Component data from apps and pages

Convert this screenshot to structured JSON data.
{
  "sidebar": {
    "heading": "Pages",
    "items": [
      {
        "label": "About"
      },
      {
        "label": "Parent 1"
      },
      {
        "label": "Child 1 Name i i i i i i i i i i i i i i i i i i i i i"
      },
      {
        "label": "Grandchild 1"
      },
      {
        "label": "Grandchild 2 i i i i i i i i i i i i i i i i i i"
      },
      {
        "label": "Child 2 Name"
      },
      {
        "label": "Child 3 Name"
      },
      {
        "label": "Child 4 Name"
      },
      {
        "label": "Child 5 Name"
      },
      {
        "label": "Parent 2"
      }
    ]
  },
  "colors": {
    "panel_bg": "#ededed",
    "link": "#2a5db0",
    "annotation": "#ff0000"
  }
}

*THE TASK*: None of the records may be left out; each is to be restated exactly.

*ANSWER*:
Convert this screenshot to structured JSON data.
{
  "sidebar": {
    "heading": "Pages",
    "items": [
      {
        "label": "About"
      },
      {
        "label": "Parent 1"
      },
      {
        "label": "Child 1 Name i i i i i i i i i i i i i i i i i i i i i"
      },
      {
        "label": "Grandchild 1"
      },
      {
        "label": "Grandchild 2 i i i i i i i i i i i i i i i i i i"
      },
      {
        "label": "Child 2 Name"
      },
      {
        "label": "Child 3 Name"
      },
      {
        "label": "Child 4 Name"
      },
      {
        "label": "Child 5 Name"
      },
      {
        "label": "Parent 2"
      }
    ]
  },
  "colors": {
    "panel_bg": "#ededed",
    "link": "#2a5db0",
    "annotation": "#ff0000"
  }
}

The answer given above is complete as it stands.